Sources: Homepages for the cities of Carson, Hawthorne and Inglewood and the
Watershed Initiate Chapter of the Regional Water Quality Control Board.
The native residents of the Dominguez Watershed area were of the
Shoshonian linguistic group who occupied the area as early as the 1500's until title
to all land in California became vested in the King of Spain in 1769. When Mexico
obtained title to California from Spain in 1822, the Sausal Redondo and Rancho San
Pedro were formed in the area. Sausal Redondo consisted of approximately 22,460 acres
and included the present-day cities of El Segundo, Gardena, Hawthorne, Hermosa Beach,
Inglewood, Lawndale, Manhattan Beach, Playa Del Rey, Redondo Beach, and Torrance.
It's owner, Don Antonio Avila used the land for grazing cattle. In 1860, Sir Robert
Burnett of Scotland purchased Sausal Redondo from Avila's heirs. He expanded the sheep
and cattle raising operations and planted thousands of eucalyptus, pepper, and fruit
trees. Following the severe droughts or 1875 and 1876, Daniel Freeman, who purchased
the land from Burnett, used the ranch for dry farming. By 1880, the area was producing
a million bushels of barley a year.
The Rancho San Pedro, which came to be known as the Dominguez Ranch, began as a generous
gift of 75,000 acres from the King of Spain to the Dominguez family in 1784. The vast
Rancho spread from the Los Angeles River on the east, to the Pacific Ocean on the west.

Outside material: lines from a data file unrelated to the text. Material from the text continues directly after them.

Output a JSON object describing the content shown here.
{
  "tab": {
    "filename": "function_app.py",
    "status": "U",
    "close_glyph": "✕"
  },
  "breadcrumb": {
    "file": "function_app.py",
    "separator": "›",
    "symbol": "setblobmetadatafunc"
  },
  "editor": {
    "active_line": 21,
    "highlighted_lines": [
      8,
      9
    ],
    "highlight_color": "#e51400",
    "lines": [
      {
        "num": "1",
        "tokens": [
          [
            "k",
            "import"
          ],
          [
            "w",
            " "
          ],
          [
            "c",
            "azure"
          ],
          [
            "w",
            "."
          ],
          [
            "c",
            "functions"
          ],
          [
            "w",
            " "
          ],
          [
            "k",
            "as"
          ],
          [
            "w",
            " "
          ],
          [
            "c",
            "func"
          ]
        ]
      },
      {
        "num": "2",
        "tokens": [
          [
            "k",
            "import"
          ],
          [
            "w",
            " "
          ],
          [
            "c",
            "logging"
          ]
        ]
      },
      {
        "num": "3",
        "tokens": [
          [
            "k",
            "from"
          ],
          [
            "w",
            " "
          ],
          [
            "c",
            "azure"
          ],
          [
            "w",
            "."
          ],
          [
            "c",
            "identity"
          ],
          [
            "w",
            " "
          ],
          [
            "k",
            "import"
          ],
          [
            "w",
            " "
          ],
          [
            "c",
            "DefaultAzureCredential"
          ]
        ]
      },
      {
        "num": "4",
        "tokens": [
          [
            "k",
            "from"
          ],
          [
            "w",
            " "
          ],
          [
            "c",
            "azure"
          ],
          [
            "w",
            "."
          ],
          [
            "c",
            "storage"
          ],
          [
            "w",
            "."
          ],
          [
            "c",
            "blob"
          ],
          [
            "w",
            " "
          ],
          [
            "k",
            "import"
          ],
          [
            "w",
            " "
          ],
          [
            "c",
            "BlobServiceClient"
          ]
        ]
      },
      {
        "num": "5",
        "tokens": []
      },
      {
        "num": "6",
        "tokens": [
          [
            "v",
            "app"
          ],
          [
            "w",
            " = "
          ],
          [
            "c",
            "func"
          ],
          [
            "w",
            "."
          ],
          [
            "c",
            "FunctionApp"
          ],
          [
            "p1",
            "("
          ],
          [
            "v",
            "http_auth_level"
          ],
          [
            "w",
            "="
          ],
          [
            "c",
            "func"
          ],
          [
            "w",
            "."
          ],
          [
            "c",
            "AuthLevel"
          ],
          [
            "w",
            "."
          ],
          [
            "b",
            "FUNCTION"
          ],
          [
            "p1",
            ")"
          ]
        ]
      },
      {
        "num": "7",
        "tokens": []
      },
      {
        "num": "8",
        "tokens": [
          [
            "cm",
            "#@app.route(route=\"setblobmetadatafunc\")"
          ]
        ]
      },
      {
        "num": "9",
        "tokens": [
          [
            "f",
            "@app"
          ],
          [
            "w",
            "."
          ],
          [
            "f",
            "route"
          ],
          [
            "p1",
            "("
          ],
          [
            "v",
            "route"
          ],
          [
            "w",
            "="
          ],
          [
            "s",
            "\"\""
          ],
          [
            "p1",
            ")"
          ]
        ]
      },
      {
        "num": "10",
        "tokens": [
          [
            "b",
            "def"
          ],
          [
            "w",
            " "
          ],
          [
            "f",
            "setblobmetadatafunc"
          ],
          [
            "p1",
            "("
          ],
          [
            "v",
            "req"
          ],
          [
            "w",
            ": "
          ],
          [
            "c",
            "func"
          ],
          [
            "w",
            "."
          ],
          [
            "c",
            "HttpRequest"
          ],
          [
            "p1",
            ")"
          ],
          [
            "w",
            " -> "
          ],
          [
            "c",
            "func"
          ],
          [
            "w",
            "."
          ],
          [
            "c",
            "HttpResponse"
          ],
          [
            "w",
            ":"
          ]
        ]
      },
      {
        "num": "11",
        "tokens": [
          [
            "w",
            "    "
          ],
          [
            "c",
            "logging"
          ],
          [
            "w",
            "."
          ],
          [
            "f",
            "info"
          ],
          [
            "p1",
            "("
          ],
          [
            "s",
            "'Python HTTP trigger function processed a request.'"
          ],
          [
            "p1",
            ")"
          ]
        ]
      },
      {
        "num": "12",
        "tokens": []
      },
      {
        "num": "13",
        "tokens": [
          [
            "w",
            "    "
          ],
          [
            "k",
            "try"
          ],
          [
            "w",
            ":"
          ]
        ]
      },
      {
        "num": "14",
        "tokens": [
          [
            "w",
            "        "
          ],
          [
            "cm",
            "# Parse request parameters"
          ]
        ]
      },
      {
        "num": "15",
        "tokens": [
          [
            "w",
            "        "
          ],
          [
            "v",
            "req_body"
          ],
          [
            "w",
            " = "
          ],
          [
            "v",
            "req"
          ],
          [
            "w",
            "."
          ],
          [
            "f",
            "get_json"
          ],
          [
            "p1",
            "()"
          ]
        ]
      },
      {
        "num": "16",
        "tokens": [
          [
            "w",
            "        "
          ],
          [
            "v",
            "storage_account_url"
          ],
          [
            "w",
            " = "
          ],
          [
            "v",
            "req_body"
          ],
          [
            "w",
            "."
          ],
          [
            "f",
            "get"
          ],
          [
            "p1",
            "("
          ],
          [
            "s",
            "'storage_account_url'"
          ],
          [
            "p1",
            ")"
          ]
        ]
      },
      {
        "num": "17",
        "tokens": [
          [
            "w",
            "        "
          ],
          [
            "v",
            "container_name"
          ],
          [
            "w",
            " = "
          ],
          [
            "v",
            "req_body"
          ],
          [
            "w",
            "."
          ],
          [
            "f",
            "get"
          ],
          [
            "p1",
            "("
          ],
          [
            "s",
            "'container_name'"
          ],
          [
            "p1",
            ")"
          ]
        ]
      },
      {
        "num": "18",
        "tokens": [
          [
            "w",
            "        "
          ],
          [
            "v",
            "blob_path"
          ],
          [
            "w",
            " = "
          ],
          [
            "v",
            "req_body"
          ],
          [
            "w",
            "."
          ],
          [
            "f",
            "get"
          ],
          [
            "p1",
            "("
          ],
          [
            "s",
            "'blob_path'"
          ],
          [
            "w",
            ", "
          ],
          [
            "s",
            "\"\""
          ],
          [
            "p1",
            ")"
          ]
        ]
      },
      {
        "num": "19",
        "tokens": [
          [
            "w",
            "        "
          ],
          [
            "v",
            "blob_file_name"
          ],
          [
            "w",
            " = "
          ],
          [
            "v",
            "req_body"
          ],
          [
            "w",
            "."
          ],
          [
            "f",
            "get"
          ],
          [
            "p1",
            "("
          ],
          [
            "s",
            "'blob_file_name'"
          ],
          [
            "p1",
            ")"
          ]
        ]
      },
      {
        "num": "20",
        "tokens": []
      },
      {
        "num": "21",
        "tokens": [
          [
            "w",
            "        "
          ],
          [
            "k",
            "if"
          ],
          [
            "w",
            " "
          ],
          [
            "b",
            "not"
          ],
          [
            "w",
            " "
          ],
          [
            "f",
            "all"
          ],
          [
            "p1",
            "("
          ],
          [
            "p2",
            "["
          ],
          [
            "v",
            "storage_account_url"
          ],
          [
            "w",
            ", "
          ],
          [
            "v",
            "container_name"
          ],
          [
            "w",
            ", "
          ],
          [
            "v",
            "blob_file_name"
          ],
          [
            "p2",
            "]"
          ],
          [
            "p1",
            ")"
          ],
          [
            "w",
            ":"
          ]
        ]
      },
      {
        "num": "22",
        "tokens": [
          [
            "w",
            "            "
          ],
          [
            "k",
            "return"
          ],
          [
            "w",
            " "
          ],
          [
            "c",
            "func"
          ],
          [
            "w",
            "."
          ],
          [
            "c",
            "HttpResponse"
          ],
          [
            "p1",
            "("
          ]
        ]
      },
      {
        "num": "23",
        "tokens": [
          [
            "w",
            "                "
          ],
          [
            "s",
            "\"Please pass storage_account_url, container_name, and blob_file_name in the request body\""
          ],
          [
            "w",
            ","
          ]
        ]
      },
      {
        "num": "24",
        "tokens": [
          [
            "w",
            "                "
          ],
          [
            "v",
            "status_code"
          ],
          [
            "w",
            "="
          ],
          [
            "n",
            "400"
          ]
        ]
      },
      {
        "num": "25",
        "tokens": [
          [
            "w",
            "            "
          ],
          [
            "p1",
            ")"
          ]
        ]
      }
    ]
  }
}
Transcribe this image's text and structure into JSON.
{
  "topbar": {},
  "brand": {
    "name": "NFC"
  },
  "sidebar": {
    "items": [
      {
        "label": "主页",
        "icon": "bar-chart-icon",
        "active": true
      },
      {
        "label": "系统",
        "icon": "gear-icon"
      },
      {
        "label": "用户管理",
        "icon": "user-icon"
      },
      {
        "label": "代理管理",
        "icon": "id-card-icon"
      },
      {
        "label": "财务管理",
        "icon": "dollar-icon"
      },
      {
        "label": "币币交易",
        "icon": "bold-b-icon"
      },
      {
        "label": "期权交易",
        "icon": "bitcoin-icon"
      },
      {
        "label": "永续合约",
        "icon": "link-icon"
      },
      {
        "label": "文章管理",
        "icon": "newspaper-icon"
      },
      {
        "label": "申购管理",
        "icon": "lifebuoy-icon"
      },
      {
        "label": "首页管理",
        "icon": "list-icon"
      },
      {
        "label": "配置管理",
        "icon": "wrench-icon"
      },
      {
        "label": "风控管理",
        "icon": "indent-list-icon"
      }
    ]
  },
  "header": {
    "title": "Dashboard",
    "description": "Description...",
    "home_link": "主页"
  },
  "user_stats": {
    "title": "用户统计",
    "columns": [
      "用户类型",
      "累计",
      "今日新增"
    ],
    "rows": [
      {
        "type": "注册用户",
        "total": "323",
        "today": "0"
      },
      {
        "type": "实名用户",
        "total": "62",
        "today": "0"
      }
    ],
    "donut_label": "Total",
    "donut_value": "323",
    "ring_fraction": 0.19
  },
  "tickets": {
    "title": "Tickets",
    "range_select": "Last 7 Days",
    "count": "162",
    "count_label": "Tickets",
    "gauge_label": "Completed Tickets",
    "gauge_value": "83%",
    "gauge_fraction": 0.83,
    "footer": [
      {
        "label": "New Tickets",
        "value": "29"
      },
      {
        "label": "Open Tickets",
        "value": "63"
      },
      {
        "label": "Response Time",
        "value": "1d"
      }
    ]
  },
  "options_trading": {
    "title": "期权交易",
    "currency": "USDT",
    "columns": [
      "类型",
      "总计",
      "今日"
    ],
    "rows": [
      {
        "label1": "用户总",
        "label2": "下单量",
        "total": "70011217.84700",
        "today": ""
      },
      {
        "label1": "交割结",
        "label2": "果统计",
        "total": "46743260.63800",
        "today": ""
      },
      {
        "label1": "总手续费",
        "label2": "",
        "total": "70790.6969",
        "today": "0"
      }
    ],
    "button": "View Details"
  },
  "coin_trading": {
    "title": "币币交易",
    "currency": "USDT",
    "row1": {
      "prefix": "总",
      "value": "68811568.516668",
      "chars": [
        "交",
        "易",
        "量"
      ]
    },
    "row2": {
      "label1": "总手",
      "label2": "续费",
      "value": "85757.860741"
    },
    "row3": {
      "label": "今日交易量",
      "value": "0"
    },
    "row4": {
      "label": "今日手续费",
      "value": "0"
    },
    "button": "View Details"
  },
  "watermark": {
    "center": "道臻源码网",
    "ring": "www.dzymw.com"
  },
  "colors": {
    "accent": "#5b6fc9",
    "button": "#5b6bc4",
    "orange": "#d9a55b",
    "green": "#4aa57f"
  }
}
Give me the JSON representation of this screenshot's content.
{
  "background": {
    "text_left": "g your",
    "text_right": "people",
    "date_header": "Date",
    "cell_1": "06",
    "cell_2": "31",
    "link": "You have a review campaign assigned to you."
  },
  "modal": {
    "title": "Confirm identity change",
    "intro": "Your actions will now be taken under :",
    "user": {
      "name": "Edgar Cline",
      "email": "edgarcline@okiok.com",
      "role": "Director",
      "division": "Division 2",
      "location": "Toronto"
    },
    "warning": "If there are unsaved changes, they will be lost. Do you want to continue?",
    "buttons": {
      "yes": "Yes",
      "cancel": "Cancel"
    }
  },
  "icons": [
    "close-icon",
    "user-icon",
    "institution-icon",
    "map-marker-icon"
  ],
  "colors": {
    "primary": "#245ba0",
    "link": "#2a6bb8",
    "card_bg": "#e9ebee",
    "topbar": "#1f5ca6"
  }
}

It encompassed what is now Torrance, Carson, Redondo Beach, and the LA Harbor. When the
railroad was built between Los Angeles and the harbor in 1869, Manuel Dominguez donated
land from the rancho for the new venture. In addition to the name Dominguez, many streets
and businesses in the South Bay still bear witness to the Dominguez family. Manuel's
daughters married into families with well recognized names such as Del Amo (recognized
today by the giant Del Amo Fashion Center mall in Torrance), Watson (known today for the
Watson Land Company and Industrial Centers) and Carson.
Historically, the area that now serves as the Los Angeles and Long Beach Harbors consisted
of marshes and mudflats with a large marshy area, Dominguez Slough, to the north, and flow
from the Los Angeles River entering where Dominguez Channel now drains. Near the beginning
of the 20th century, channels were dredged, marshes were filled, wharves were constructed,
the Los Angeles River was diverted, and a breakwater was constructed in order to allow deep
draft ships to be directly offloaded and products swiftly moved. The Dominguez Slough was
completely channelized in the mid 1900's in an effort to provide flood protection to much of
the South Bay area. Eventually, two more breakwaters enclosed the greater San Pedro Bay and
deep entrance channels were dredged to allow for entry of ships with need of 70 feet of clearance.